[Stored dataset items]
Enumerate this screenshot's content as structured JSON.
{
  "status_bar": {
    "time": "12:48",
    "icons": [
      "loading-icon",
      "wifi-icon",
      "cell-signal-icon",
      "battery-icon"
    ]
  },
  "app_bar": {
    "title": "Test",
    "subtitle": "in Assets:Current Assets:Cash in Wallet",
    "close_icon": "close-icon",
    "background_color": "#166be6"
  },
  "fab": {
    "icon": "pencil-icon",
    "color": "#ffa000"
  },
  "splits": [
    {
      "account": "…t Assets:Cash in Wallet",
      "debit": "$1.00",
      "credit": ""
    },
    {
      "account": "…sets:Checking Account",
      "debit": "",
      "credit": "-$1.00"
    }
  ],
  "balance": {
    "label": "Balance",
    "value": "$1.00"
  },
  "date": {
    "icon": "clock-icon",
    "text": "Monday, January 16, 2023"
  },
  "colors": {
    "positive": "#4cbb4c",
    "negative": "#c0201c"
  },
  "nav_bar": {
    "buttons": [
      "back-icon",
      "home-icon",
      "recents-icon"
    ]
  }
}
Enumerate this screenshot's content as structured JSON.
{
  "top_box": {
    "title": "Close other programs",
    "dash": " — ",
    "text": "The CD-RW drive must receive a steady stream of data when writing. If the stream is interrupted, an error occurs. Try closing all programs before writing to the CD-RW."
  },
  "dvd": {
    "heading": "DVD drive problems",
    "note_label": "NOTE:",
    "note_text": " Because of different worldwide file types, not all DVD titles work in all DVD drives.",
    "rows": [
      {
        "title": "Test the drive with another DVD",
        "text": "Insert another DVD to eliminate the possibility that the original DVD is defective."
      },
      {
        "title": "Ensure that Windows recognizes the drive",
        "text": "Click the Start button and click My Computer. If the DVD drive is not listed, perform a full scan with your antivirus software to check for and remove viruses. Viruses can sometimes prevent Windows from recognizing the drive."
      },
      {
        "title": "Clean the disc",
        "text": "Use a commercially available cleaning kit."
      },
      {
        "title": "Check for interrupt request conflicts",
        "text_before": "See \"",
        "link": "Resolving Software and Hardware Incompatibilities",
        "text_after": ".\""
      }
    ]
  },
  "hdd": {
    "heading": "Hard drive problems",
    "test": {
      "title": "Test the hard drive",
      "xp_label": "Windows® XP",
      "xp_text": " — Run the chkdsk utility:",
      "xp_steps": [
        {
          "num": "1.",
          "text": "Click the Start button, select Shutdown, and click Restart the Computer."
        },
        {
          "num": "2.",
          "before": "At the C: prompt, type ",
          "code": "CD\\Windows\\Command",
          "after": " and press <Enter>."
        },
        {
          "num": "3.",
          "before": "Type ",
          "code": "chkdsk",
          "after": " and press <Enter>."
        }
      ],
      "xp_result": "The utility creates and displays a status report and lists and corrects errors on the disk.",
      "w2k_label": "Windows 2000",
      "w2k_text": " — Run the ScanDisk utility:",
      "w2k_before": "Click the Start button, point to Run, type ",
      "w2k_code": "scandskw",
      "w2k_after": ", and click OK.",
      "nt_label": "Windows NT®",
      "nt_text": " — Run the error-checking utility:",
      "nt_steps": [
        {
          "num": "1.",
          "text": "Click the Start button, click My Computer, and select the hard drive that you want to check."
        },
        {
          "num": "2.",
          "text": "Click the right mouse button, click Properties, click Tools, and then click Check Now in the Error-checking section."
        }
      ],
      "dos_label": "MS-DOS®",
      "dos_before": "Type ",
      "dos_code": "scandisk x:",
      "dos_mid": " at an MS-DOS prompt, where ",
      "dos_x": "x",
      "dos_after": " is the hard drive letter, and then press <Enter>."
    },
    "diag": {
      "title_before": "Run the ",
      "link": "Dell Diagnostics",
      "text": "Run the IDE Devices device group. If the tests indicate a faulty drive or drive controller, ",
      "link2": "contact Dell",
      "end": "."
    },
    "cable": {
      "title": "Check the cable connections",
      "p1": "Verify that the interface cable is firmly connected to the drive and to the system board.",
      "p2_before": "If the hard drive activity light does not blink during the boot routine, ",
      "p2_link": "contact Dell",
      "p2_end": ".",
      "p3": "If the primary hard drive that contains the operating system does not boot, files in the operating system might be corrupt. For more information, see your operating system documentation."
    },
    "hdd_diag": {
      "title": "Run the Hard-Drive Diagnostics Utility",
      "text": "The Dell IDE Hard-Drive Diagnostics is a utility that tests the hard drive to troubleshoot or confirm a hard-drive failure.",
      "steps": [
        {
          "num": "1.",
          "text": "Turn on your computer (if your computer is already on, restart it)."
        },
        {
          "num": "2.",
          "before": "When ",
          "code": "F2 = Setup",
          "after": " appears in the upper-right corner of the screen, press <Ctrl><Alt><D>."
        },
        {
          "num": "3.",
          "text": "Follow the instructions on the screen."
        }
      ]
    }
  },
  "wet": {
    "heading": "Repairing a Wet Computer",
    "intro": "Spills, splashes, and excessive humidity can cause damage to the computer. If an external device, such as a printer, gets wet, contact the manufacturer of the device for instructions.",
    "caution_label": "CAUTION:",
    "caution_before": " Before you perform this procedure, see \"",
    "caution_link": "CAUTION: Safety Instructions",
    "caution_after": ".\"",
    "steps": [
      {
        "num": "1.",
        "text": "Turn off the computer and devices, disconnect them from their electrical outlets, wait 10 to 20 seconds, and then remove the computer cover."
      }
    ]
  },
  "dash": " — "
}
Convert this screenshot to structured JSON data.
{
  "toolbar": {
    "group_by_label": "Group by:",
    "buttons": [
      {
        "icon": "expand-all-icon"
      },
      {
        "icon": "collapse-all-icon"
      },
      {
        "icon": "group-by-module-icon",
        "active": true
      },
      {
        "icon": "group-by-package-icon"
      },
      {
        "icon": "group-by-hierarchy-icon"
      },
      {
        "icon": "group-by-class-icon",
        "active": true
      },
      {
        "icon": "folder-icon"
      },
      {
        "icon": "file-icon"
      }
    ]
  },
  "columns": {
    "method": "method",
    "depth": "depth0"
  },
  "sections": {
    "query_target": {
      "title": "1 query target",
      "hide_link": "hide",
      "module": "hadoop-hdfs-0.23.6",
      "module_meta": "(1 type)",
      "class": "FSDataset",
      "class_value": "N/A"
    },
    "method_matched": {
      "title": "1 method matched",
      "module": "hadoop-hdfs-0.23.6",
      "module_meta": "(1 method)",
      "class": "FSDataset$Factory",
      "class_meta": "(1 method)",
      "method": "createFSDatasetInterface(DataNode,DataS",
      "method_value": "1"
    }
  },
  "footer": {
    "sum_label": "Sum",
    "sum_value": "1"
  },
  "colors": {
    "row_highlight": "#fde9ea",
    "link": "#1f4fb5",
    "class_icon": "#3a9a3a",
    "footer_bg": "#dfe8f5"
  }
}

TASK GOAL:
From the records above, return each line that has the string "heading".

ANSWER SECTION:
    "heading": "DVD drive problems",
    "heading": "Hard drive problems",
    "heading": "Repairing a Wet Computer",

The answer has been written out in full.